Names for Groups: Characteristic Terms
(names that describe Venery or group names as determined by traditional terms of the hunt and those of more modern creations that attempt to describe group characteristics)
2. A number of people or things ranged or considered together as being related in some way.
3. Venereal terms are those group names that come from traditional terms of the hunt and which have evolved into modern terminology of descriptive group names or collective nouns.
2. Etymology: from venery, "practice or sport of hunting, the chase" from early 14th century; from Old French venerie, which came from Latin venari, "to hunt".
There are many group names from traditional terms of the hunt and some current creations that attempt to describe group characteristics.

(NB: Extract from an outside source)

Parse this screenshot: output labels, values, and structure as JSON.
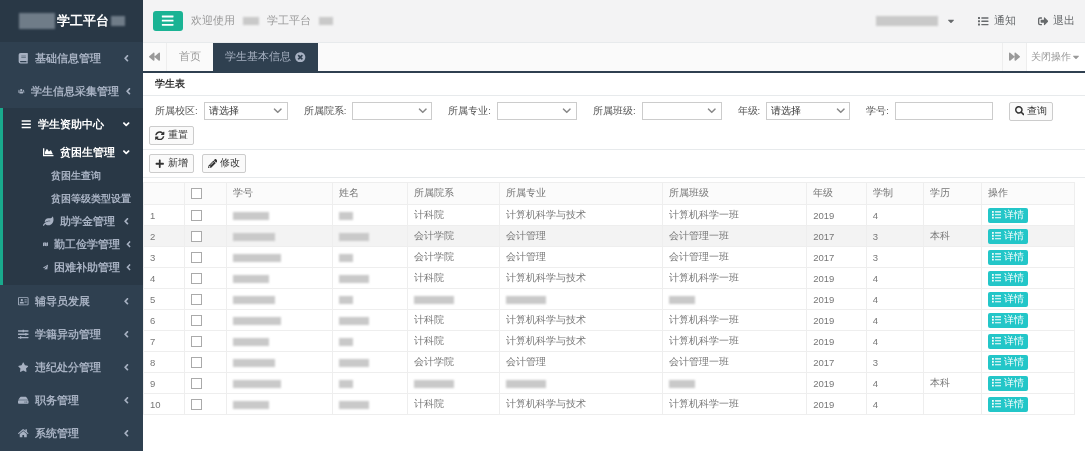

Such historical nomenclature, or terminology, called Venereal Terms [listed at this page] or Terms of Venery, were said to refer to a gathering of "group names" or collective nouns from the hunt and social functions.
For more information about this segment, see Historical background for terms of Venery.
Venereal terms, or the language of the chase (hunt), were in general use as well-established hunting terms. The names were considered to be the proper terms for groups of beasts, fish, fowls, insects, or whatever was designated and they were "codified in the fifteenth century".
2. From Medieval Latin veneria, from Latin venus, vener-, "desire, love".
3. The term venery, is also considered to be an archaic term from Middle English venerie from Old French venerie; which came from Latin venari, "to hunt, to pursue".
Remember that this word is not the same as the venery terms indicated in other entries of this unit!
Go to the following link for more information about the "hunting" venery.